◆ Task goal
Skip the pictures and return every entry exactly as written.

◆ Data

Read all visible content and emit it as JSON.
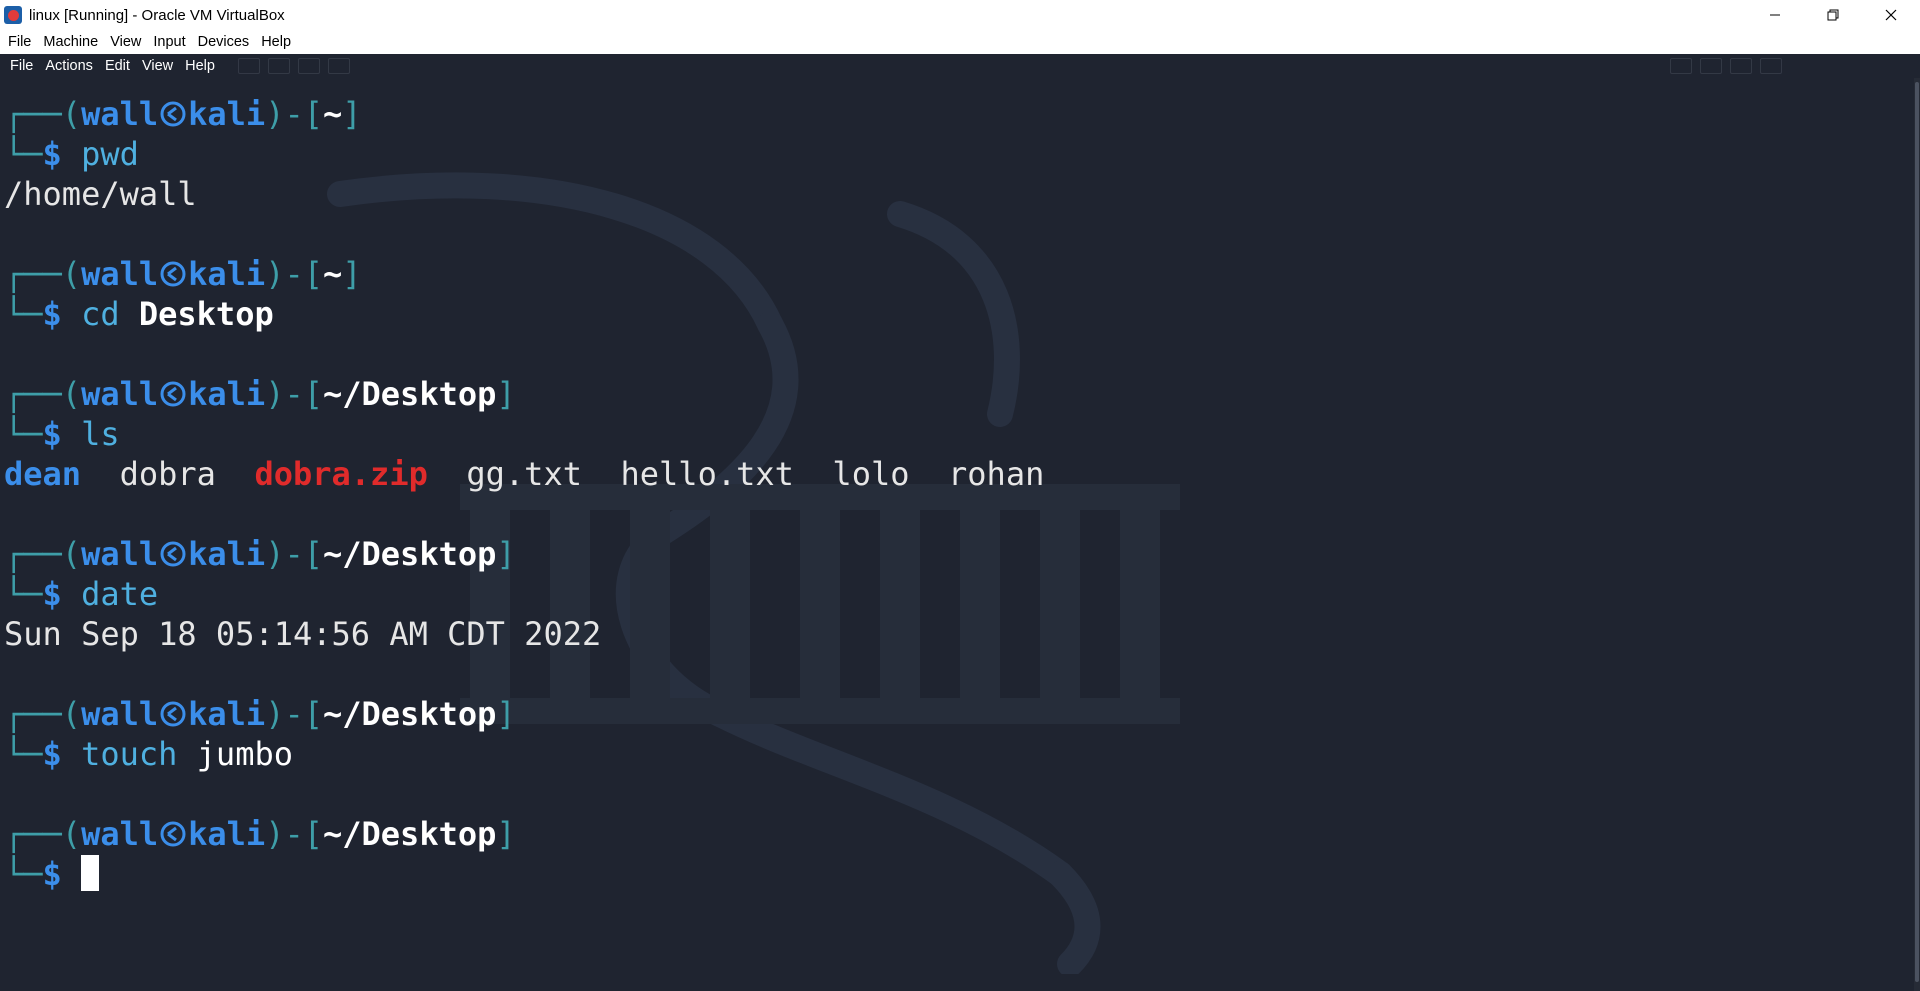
{
  "window": {
    "title": "linux [Running] - Oracle VM VirtualBox",
    "minimize_icon": "minimize-icon",
    "restore_icon": "restore-icon",
    "close_icon": "close-icon"
  },
  "host_menu": [
    "File",
    "Machine",
    "View",
    "Input",
    "Devices",
    "Help"
  ],
  "terminal_menu": [
    "File",
    "Actions",
    "Edit",
    "View",
    "Help"
  ],
  "prompt": {
    "user": "wall",
    "host": "kali",
    "at_icon": "kali-logo-icon",
    "dollar": "$"
  },
  "terminal": {
    "blocks": [
      {
        "path": "~",
        "command": "pwd",
        "args": "",
        "output": "/home/wall"
      },
      {
        "path": "~",
        "command": "cd",
        "args": "Desktop",
        "output": ""
      },
      {
        "path": "~/Desktop",
        "command": "ls",
        "args": "",
        "output": ""
      },
      {
        "path": "~/Desktop",
        "command": "date",
        "args": "",
        "output": "Sun Sep 18 05:14:56 AM CDT 2022"
      },
      {
        "path": "~/Desktop",
        "command": "touch",
        "args": "jumbo",
        "output": ""
      },
      {
        "path": "~/Desktop",
        "command": "",
        "args": "",
        "output": ""
      }
    ],
    "ls_listing": [
      "dean",
      "dobra",
      "dobra.zip",
      "gg.txt",
      "hello.txt",
      "lolo",
      "rohan"
    ]
  },
  "colors": {
    "terminal_bg": "#1f2430",
    "prompt_frame": "#3e9ea8",
    "user_host": "#3b8eea",
    "command": "#4fb0e0",
    "directory": "#3b8eea",
    "archive": "#e02b2b"
  }
}
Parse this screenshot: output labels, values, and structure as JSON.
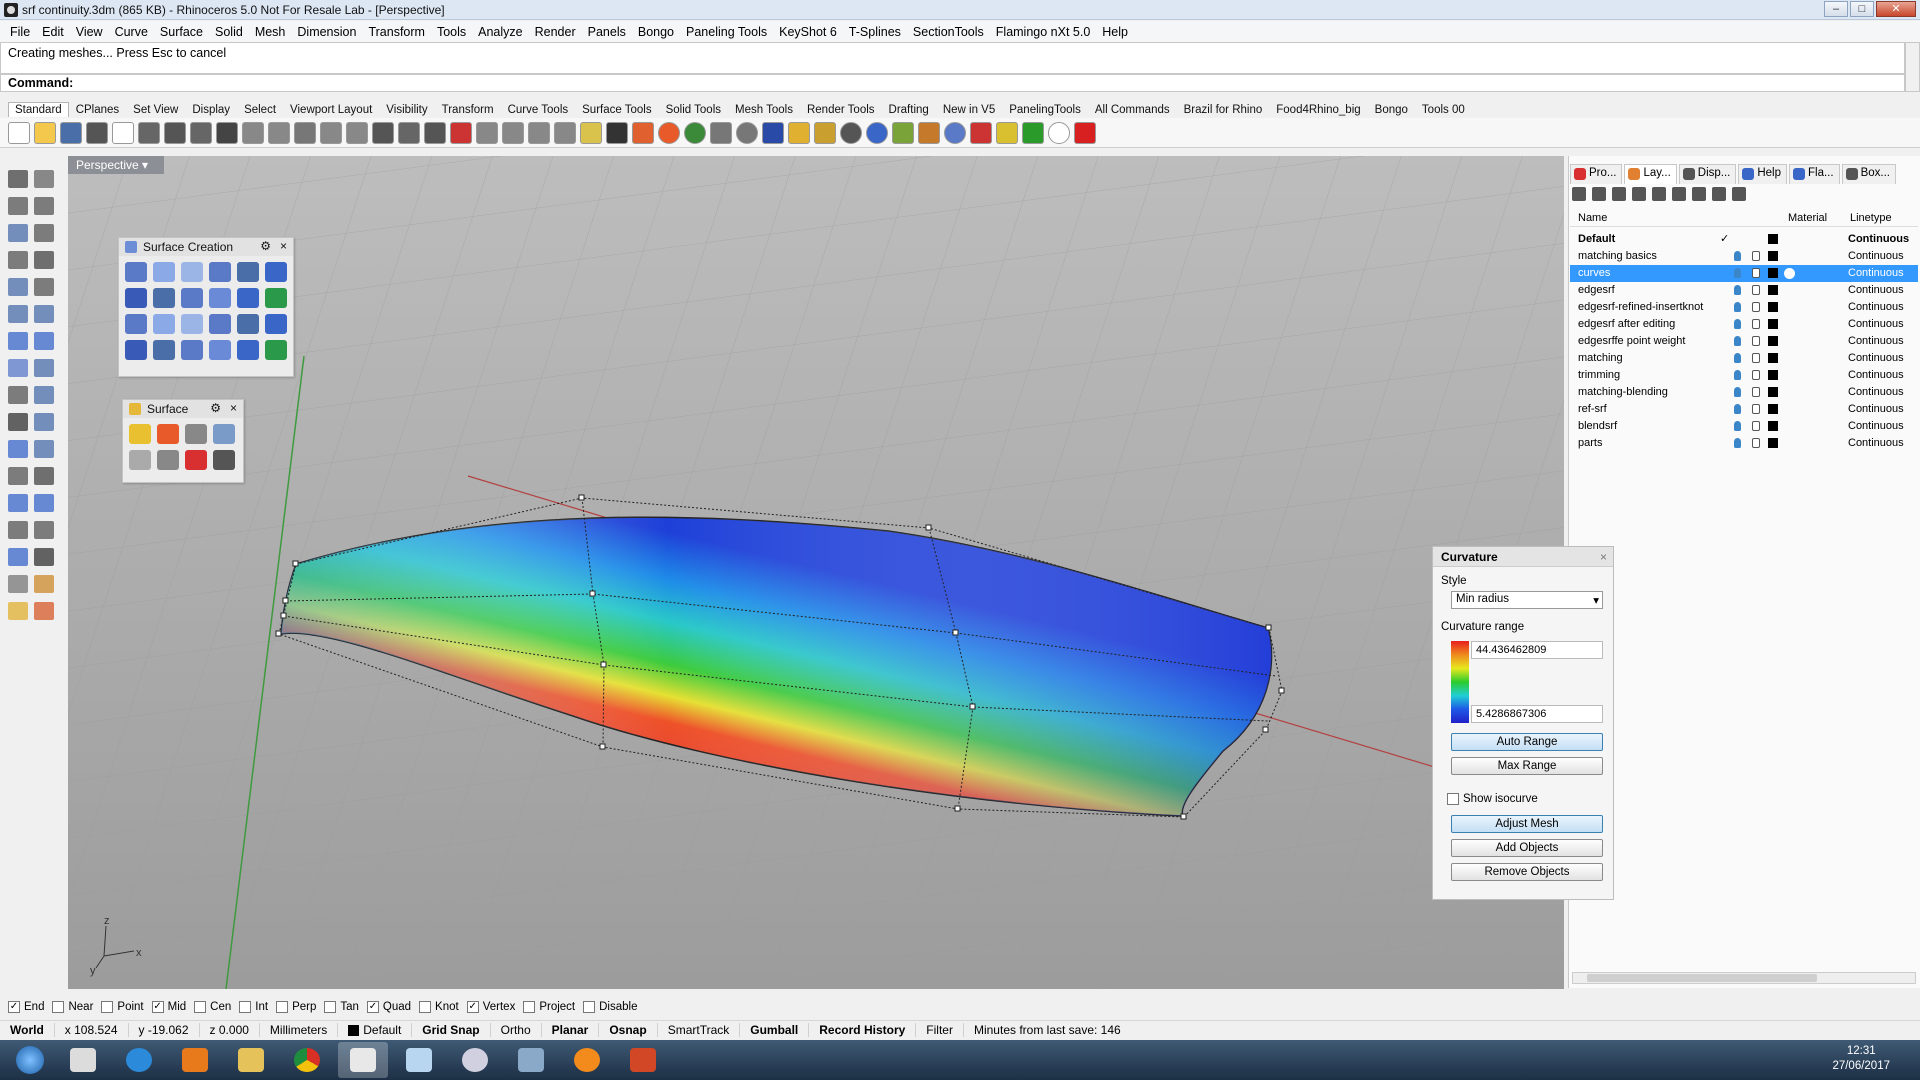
{
  "window": {
    "title": "srf continuity.3dm (865 KB) - Rhinoceros 5.0 Not For Resale Lab - [Perspective]"
  },
  "menu": [
    "File",
    "Edit",
    "View",
    "Curve",
    "Surface",
    "Solid",
    "Mesh",
    "Dimension",
    "Transform",
    "Tools",
    "Analyze",
    "Render",
    "Panels",
    "Bongo",
    "Paneling Tools",
    "KeyShot 6",
    "T-Splines",
    "SectionTools",
    "Flamingo nXt 5.0",
    "Help"
  ],
  "command": {
    "history": "Creating meshes... Press Esc to cancel",
    "prompt": "Command:"
  },
  "toolbar_tabs": [
    "Standard",
    "CPlanes",
    "Set View",
    "Display",
    "Select",
    "Viewport Layout",
    "Visibility",
    "Transform",
    "Curve Tools",
    "Surface Tools",
    "Solid Tools",
    "Mesh Tools",
    "Render Tools",
    "Drafting",
    "New in V5",
    "PanelingTools",
    "All Commands",
    "Brazil for Rhino",
    "Food4Rhino_big",
    "Bongo",
    "Tools 00"
  ],
  "viewport": {
    "title": "Perspective",
    "axis_labels": {
      "z": "z",
      "y": "y",
      "x": "x"
    }
  },
  "palettes": {
    "surface_creation": "Surface Creation",
    "surface": "Surface"
  },
  "right_panel": {
    "tabs": [
      "Pro...",
      "Lay...",
      "Disp...",
      "Help",
      "Fla...",
      "Box..."
    ],
    "columns": {
      "name": "Name",
      "material": "Material",
      "linetype": "Linetype"
    },
    "layers": [
      {
        "name": "Default",
        "linetype": "Continuous"
      },
      {
        "name": "matching basics",
        "linetype": "Continuous"
      },
      {
        "name": "curves",
        "linetype": "Continuous"
      },
      {
        "name": "edgesrf",
        "linetype": "Continuous"
      },
      {
        "name": "edgesrf-refined-insertknot",
        "linetype": "Continuous"
      },
      {
        "name": "edgesrf after editing",
        "linetype": "Continuous"
      },
      {
        "name": "edgesrffe point weight",
        "linetype": "Continuous"
      },
      {
        "name": "matching",
        "linetype": "Continuous"
      },
      {
        "name": "trimming",
        "linetype": "Continuous"
      },
      {
        "name": "matching-blending",
        "linetype": "Continuous"
      },
      {
        "name": "ref-srf",
        "linetype": "Continuous"
      },
      {
        "name": "blendsrf",
        "linetype": "Continuous"
      },
      {
        "name": "parts",
        "linetype": "Continuous"
      }
    ],
    "selected_layer": "curves"
  },
  "curvature": {
    "title": "Curvature",
    "style_label": "Style",
    "style_value": "Min radius",
    "range_label": "Curvature range",
    "max": "44.436462809",
    "min": "5.4286867306",
    "auto_range": "Auto Range",
    "max_range": "Max Range",
    "show_isocurve": "Show isocurve",
    "adjust_mesh": "Adjust Mesh",
    "add_objects": "Add Objects",
    "remove_objects": "Remove Objects"
  },
  "osnap": [
    {
      "label": "End",
      "checked": true
    },
    {
      "label": "Near",
      "checked": false
    },
    {
      "label": "Point",
      "checked": false
    },
    {
      "label": "Mid",
      "checked": true
    },
    {
      "label": "Cen",
      "checked": false
    },
    {
      "label": "Int",
      "checked": false
    },
    {
      "label": "Perp",
      "checked": false
    },
    {
      "label": "Tan",
      "checked": false
    },
    {
      "label": "Quad",
      "checked": true
    },
    {
      "label": "Knot",
      "checked": false
    },
    {
      "label": "Vertex",
      "checked": true
    },
    {
      "label": "Project",
      "checked": false
    },
    {
      "label": "Disable",
      "checked": false
    }
  ],
  "status": {
    "cplane": "World",
    "x": "x 108.524",
    "y": "y -19.062",
    "z": "z 0.000",
    "units": "Millimeters",
    "layer": "Default",
    "grid_snap": "Grid Snap",
    "ortho": "Ortho",
    "planar": "Planar",
    "osnap": "Osnap",
    "smarttrack": "SmartTrack",
    "gumball": "Gumball",
    "record_history": "Record History",
    "filter": "Filter",
    "save_info": "Minutes from last save: 146"
  },
  "taskbar": {
    "time": "12:31",
    "date": "27/06/2017"
  },
  "colors": {
    "accent": "#3399ff",
    "viewport_bg": "#a9a9a9"
  }
}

◆ Result of the task
Read all visible content and emit it as JSON.
{
  "window": {
    "title": "linux [Running] - Oracle VM VirtualBox",
    "minimize_icon": "minimize-icon",
    "restore_icon": "restore-icon",
    "close_icon": "close-icon"
  },
  "host_menu": [
    "File",
    "Machine",
    "View",
    "Input",
    "Devices",
    "Help"
  ],
  "terminal_menu": [
    "File",
    "Actions",
    "Edit",
    "View",
    "Help"
  ],
  "prompt": {
    "user": "wall",
    "host": "kali",
    "at_icon": "kali-logo-icon",
    "dollar": "$"
  },
  "terminal": {
    "blocks": [
      {
        "path": "~",
        "command": "pwd",
        "args": "",
        "output": "/home/wall"
      },
      {
        "path": "~",
        "command": "cd",
        "args": "Desktop",
        "output": ""
      },
      {
        "path": "~/Desktop",
        "command": "ls",
        "args": "",
        "output": ""
      },
      {
        "path": "~/Desktop",
        "command": "date",
        "args": "",
        "output": "Sun Sep 18 05:14:56 AM CDT 2022"
      },
      {
        "path": "~/Desktop",
        "command": "touch",
        "args": "jumbo",
        "output": ""
      },
      {
        "path": "~/Desktop",
        "command": "",
        "args": "",
        "output": ""
      }
    ],
    "ls_listing": [
      "dean",
      "dobra",
      "dobra.zip",
      "gg.txt",
      "hello.txt",
      "lolo",
      "rohan"
    ]
  },
  "colors": {
    "terminal_bg": "#1f2430",
    "prompt_frame": "#3e9ea8",
    "user_host": "#3b8eea",
    "command": "#4fb0e0",
    "directory": "#3b8eea",
    "archive": "#e02b2b"
  }
}
Parse this screenshot: output labels, values, and structure as JSON.
{
  "window": {
    "title": "srf continuity.3dm (865 KB) - Rhinoceros 5.0 Not For Resale Lab - [Perspective]"
  },
  "menu": [
    "File",
    "Edit",
    "View",
    "Curve",
    "Surface",
    "Solid",
    "Mesh",
    "Dimension",
    "Transform",
    "Tools",
    "Analyze",
    "Render",
    "Panels",
    "Bongo",
    "Paneling Tools",
    "KeyShot 6",
    "T-Splines",
    "SectionTools",
    "Flamingo nXt 5.0",
    "Help"
  ],
  "command": {
    "history": "Creating meshes... Press Esc to cancel",
    "prompt": "Command:"
  },
  "toolbar_tabs": [
    "Standard",
    "CPlanes",
    "Set View",
    "Display",
    "Select",
    "Viewport Layout",
    "Visibility",
    "Transform",
    "Curve Tools",
    "Surface Tools",
    "Solid Tools",
    "Mesh Tools",
    "Render Tools",
    "Drafting",
    "New in V5",
    "PanelingTools",
    "All Commands",
    "Brazil for Rhino",
    "Food4Rhino_big",
    "Bongo",
    "Tools 00"
  ],
  "viewport": {
    "title": "Perspective",
    "axis_labels": {
      "z": "z",
      "y": "y",
      "x": "x"
    }
  },
  "palettes": {
    "surface_creation": "Surface Creation",
    "surface": "Surface"
  },
  "right_panel": {
    "tabs": [
      "Pro...",
      "Lay...",
      "Disp...",
      "Help",
      "Fla...",
      "Box..."
    ],
    "columns": {
      "name": "Name",
      "material": "Material",
      "linetype": "Linetype"
    },
    "layers": [
      {
        "name": "Default",
        "linetype": "Continuous"
      },
      {
        "name": "matching basics",
        "linetype": "Continuous"
      },
      {
        "name": "curves",
        "linetype": "Continuous"
      },
      {
        "name": "edgesrf",
        "linetype": "Continuous"
      },
      {
        "name": "edgesrf-refined-insertknot",
        "linetype": "Continuous"
      },
      {
        "name": "edgesrf after editing",
        "linetype": "Continuous"
      },
      {
        "name": "edgesrffe point weight",
        "linetype": "Continuous"
      },
      {
        "name": "matching",
        "linetype": "Continuous"
      },
      {
        "name": "trimming",
        "linetype": "Continuous"
      },
      {
        "name": "matching-blending",
        "linetype": "Continuous"
      },
      {
        "name": "ref-srf",
        "linetype": "Continuous"
      },
      {
        "name": "blendsrf",
        "linetype": "Continuous"
      },
      {
        "name": "parts",
        "linetype": "Continuous"
      }
    ],
    "selected_layer": "curves"
  },
  "curvature": {
    "title": "Curvature",
    "style_label": "Style",
    "style_value": "Min radius",
    "range_label": "Curvature range",
    "max": "44.436462809",
    "min": "5.4286867306",
    "auto_range": "Auto Range",
    "max_range": "Max Range",
    "show_isocurve": "Show isocurve",
    "adjust_mesh": "Adjust Mesh",
    "add_objects": "Add Objects",
    "remove_objects": "Remove Objects"
  },
  "osnap": [
    {
      "label": "End",
      "checked": true
    },
    {
      "label": "Near",
      "checked": false
    },
    {
      "label": "Point",
      "checked": false
    },
    {
      "label": "Mid",
      "checked": true
    },
    {
      "label": "Cen",
      "checked": false
    },
    {
      "label": "Int",
      "checked": false
    },
    {
      "label": "Perp",
      "checked": false
    },
    {
      "label": "Tan",
      "checked": false
    },
    {
      "label": "Quad",
      "checked": true
    },
    {
      "label": "Knot",
      "checked": false
    },
    {
      "label": "Vertex",
      "checked": true
    },
    {
      "label": "Project",
      "checked": false
    },
    {
      "label": "Disable",
      "checked": false
    }
  ],
  "status": {
    "cplane": "World",
    "x": "x 108.524",
    "y": "y -19.062",
    "z": "z 0.000",
    "units": "Millimeters",
    "layer": "Default",
    "grid_snap": "Grid Snap",
    "ortho": "Ortho",
    "planar": "Planar",
    "osnap": "Osnap",
    "smarttrack": "SmartTrack",
    "gumball": "Gumball",
    "record_history": "Record History",
    "filter": "Filter",
    "save_info": "Minutes from last save: 146"
  },
  "taskbar": {
    "time": "12:31",
    "date": "27/06/2017"
  },
  "colors": {
    "accent": "#3399ff",
    "viewport_bg": "#a9a9a9"
  }
}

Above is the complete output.